Daria's webpage from 2001 or so has the usual SF-alter ego, the usual stack of link buttons on the left, and the usual ranting we expect from her. The rant follows.
In cyberspace, you can be male or female, young or old, left-handed, right handed, or ambidextrous. (But be prepared for people getting the wrong idea about ambidextrous.) Freed from mundane physical reality, your virtual self can soar like an eagle through distant universes (or, if you still have dial-up, limp like a three-legged dog to the middle of the block).
Fueled by curiosity and free trial memberships, I left behind my mundane incarnation as a bespectacled suburban teenager to enter a digital miasma of ever-shifting identity where one can take on the role of wise druid, alien life form, or crabby old man ranting about the New World Order.
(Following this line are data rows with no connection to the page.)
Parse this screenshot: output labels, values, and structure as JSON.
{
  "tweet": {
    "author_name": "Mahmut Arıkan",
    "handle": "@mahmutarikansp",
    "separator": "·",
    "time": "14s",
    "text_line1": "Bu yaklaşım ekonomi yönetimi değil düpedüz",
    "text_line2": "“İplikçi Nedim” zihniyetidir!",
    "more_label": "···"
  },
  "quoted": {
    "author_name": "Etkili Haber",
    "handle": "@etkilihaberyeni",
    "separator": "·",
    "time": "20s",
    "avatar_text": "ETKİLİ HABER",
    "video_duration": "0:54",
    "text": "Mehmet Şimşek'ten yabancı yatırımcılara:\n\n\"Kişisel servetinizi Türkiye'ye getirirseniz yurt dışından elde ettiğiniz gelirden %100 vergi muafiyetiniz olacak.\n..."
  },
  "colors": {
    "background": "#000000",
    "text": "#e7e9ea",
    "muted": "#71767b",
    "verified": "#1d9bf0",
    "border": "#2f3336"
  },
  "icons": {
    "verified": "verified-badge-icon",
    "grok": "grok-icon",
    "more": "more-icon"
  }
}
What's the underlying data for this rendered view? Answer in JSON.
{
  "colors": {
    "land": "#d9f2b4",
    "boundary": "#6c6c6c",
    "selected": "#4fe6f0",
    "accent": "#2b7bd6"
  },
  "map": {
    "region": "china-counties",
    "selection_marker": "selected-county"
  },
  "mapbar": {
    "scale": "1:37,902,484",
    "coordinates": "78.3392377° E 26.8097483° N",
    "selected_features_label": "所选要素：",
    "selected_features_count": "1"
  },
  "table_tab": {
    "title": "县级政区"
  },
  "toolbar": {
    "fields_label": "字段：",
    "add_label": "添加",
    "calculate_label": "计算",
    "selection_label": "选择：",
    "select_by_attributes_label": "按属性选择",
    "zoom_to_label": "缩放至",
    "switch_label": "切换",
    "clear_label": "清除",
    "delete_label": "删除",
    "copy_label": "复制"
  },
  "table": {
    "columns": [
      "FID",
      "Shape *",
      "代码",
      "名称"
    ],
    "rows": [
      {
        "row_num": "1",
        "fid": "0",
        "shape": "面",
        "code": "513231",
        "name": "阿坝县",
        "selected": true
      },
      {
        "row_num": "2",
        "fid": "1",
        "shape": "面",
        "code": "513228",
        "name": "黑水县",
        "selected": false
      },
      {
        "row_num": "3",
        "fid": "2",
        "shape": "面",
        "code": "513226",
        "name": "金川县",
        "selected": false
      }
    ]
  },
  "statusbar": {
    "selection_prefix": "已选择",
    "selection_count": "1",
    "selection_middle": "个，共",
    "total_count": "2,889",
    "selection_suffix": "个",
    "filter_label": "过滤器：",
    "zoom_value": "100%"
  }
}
I was intrigued by the possibilities. For about five minutes. Then I realized that I had entered a world where people waste thousands of hours trading imaginary gold pieces and finding new ways to make faces out of punctuation marks.
What else did I discover? That people are willing to discuss their most intimate feelings with strangers they would cross the street to avoid in real life, and that an awful lot of guys choose to believe that a comely vixen's first choice in Saturday night entertainment is typing on a keyboard in hopes of meeting someone who can see past their looks.
Conclusion? Roleplayers are in danger of shutting out the real world entirely and retreating into a warped, subjective mental landscape. Cyberspace anonymity encourages antisocial, antagonistic behavior without the deterring fear of getting your ass whipped for real if you offend someone.
So maybe it's a good thing after all.